PROVIDED DATA:
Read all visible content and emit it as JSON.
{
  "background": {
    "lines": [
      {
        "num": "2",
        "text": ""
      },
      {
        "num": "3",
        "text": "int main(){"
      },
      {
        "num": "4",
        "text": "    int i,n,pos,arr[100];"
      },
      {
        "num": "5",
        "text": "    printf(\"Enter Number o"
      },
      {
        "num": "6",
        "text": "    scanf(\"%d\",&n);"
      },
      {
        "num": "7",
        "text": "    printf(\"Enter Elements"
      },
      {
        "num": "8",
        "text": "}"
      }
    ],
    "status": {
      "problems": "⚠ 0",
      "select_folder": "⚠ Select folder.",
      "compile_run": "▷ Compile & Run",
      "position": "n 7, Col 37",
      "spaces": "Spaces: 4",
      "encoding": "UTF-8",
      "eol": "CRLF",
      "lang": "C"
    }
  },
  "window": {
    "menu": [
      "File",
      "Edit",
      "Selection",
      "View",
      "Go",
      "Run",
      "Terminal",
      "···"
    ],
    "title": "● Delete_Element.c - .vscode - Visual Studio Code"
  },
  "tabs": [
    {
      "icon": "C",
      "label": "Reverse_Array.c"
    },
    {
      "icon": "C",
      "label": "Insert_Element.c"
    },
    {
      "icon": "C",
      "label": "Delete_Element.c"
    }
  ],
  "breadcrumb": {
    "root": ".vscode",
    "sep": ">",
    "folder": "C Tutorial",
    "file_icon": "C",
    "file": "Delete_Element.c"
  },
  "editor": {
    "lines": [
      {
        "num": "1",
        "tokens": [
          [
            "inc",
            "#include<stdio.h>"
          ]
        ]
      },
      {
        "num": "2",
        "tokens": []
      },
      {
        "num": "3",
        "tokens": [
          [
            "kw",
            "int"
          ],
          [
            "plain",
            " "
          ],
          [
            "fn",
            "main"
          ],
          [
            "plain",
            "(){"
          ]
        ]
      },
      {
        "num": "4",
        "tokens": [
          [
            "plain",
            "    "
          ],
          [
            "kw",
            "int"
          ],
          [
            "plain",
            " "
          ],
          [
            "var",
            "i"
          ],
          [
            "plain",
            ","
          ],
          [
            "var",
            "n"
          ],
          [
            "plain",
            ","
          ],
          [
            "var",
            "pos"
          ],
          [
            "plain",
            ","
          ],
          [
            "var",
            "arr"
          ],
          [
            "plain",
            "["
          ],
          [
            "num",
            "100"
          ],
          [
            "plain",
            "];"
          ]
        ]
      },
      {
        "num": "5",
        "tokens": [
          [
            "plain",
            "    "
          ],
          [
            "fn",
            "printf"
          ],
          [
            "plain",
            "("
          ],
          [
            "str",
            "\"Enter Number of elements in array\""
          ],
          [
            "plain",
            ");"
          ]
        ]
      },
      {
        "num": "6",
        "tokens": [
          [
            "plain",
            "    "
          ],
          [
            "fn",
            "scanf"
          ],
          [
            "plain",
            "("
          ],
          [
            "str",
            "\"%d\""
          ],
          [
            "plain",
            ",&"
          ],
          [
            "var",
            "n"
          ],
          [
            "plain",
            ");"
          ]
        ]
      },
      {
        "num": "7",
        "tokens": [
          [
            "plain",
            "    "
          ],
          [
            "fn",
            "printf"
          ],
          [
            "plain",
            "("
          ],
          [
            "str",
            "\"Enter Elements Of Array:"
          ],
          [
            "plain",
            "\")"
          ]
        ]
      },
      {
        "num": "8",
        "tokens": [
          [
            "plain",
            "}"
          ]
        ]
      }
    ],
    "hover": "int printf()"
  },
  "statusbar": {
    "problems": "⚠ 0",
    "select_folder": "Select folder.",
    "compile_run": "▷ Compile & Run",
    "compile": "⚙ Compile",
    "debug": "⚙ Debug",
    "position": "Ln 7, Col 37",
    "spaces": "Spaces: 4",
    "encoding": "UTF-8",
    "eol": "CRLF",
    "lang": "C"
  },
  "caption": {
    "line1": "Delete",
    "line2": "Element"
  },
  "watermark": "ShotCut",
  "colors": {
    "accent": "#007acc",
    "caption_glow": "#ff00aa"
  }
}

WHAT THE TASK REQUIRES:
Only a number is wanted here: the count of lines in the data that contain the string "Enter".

RESPONSE BELOW:
4